NOLS President John Gans speaks up in support of protecting Wyoming’s public lands from development, pointing out that Wilderness Study Areas have lasting economic relevance as well as value for local communities. These wilderness lands attract visitors with active lifestyles, contributing to Wyoming’s burgeoning outdoor recreation industry and boosting local economies.
When her 14-year-old son went on a two-week backpacking course in the Wind River Range, Robin Noble realized something: in a world of constant communication, there’s value in disconnecting. Temporarily unable to call, email, or text his family and friends at home, her son developed greater self-reliance--and Robin learned the importance of letting go.

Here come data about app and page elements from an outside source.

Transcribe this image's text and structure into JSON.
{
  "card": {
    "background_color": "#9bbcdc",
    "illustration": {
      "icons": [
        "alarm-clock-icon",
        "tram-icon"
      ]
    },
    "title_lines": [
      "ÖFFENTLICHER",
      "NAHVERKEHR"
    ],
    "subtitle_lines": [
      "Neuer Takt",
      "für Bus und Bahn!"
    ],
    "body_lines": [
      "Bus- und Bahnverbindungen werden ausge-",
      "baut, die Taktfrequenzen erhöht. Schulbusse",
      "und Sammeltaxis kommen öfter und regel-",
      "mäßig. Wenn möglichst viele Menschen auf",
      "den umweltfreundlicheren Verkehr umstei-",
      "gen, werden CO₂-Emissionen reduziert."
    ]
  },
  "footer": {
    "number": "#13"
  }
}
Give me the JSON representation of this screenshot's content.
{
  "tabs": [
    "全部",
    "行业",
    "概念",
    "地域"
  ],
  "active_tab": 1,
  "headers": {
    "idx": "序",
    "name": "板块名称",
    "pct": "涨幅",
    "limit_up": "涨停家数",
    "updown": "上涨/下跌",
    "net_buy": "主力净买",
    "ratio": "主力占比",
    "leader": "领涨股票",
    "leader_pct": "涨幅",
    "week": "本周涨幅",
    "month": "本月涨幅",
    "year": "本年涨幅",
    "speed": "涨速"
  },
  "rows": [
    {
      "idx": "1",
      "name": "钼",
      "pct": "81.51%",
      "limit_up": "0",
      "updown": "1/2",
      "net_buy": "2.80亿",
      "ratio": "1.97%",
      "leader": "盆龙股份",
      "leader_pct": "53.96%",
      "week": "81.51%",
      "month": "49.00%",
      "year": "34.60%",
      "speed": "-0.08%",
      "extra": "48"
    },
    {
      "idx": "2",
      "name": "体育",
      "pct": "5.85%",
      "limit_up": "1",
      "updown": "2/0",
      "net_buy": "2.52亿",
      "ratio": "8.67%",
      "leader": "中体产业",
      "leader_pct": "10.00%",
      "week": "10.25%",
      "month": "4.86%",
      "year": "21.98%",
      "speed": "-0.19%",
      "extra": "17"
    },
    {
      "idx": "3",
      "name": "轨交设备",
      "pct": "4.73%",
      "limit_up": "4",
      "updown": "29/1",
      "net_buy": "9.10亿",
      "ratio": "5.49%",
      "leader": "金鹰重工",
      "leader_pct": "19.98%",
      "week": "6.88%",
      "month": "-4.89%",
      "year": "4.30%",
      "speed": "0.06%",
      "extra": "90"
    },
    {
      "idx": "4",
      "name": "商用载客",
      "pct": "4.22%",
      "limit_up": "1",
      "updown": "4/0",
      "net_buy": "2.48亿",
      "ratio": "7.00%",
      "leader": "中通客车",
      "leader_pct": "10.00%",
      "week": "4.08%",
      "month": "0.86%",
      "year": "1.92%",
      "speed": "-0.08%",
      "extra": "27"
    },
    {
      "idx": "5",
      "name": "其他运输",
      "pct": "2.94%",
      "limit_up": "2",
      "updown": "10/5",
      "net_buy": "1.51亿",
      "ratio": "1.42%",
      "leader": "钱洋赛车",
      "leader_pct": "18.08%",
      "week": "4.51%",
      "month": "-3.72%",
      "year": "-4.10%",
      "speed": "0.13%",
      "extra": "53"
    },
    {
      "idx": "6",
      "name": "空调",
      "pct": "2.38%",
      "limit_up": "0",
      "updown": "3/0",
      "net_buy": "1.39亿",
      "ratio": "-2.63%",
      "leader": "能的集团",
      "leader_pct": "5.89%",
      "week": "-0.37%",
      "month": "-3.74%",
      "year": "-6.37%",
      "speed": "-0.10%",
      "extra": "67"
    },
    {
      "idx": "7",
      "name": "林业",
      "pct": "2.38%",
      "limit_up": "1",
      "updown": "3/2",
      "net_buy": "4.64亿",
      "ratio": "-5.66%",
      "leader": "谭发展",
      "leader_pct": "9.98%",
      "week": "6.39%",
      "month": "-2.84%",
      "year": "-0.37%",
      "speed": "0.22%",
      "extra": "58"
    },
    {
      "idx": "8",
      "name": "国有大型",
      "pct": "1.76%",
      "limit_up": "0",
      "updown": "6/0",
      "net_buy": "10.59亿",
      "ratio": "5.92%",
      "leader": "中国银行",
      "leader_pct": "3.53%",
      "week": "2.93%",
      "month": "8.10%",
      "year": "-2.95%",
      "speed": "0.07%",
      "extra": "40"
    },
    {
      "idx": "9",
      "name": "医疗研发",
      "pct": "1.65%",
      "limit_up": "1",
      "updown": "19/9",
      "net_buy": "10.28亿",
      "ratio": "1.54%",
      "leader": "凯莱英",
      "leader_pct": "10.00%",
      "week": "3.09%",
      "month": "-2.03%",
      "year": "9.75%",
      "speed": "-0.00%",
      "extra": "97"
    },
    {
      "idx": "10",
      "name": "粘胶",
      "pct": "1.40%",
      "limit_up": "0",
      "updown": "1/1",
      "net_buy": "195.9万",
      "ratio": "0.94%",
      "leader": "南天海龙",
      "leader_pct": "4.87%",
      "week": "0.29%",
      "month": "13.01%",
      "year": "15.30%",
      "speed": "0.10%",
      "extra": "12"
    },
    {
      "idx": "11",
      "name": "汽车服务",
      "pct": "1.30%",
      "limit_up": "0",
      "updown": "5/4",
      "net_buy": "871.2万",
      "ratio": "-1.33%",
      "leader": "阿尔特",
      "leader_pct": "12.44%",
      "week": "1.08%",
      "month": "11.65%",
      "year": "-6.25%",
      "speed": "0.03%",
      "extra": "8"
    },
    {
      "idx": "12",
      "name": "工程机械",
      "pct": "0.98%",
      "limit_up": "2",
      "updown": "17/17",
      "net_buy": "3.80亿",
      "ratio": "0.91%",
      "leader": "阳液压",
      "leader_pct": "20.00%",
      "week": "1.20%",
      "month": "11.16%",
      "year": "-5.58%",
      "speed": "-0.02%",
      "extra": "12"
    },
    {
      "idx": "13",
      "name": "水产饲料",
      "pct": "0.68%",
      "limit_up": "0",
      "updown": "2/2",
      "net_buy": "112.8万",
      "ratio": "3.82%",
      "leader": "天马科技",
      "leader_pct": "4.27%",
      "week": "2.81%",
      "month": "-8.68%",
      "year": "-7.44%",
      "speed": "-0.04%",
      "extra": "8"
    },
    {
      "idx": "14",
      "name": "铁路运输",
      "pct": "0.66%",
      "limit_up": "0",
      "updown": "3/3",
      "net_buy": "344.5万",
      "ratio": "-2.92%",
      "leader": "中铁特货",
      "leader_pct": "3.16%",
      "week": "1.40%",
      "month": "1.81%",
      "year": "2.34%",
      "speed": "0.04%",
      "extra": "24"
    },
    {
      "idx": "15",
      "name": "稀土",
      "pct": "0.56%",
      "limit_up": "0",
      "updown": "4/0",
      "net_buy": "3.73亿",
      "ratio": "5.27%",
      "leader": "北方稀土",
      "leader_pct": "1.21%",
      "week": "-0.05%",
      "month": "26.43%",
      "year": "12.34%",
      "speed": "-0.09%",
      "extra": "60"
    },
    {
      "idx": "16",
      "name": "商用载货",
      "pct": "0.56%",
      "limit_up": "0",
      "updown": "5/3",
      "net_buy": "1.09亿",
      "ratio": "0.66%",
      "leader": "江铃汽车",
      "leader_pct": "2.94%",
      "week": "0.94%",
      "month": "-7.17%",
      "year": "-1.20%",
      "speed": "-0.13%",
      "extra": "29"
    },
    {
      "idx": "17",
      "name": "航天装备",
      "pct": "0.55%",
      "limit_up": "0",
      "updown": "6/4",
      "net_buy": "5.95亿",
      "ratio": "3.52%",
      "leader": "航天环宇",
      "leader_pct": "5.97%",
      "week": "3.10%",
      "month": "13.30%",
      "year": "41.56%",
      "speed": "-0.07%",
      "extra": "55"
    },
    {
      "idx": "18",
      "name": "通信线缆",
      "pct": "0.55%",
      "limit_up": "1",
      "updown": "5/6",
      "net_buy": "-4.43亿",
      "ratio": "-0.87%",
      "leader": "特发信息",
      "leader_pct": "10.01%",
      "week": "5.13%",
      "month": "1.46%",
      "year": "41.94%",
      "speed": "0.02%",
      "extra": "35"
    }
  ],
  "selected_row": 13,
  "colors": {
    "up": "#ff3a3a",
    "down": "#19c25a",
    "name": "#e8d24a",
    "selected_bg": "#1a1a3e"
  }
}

A leader at school and in her community, high school senior Eleanor Asma of Lake Bluff, Illinois, says she is happiest “anywhere near a mountain.” Reflecting on her Wind River Wilderness course, she highlights the importance of teamwork to her group’s success in the face of adverse weather conditions. Eleanor plans to continue her outdoor education with a Wilderness First Responder course this summer.
Lander, Wyoming—NOLS and Saybrook University have partnered to launch an innovative new Master’s in Leadership program that balances online study with outdoor education. A 32-credit, three-semester program beginning in January 2019, the NOLS Saybrook MA in Leadership includes three wilderness expeditions led by NOLS and several residential conferences.
In a recent Washington Post article, writer David Brown shares his experiences as a 65-year-old student on a challenging 14-day New Zealand sailing course. Impressed by the awe-inspiring Marlborough Sounds and the excellent instruction he received, Brown also reflects on how the range of ages and life experiences of his fellow students enhanced the course.
After a guided backcountry ski trip in the Selkirk Mountains of British Columbia, former NOLS instructor Molly Absolon reflects on the concept of active followership. An experienced backcountry skier, she sometimes found the guides’ decisions limiting, especially since the trip’s structure didn’t encourage clients to take an active role in the decision-making process.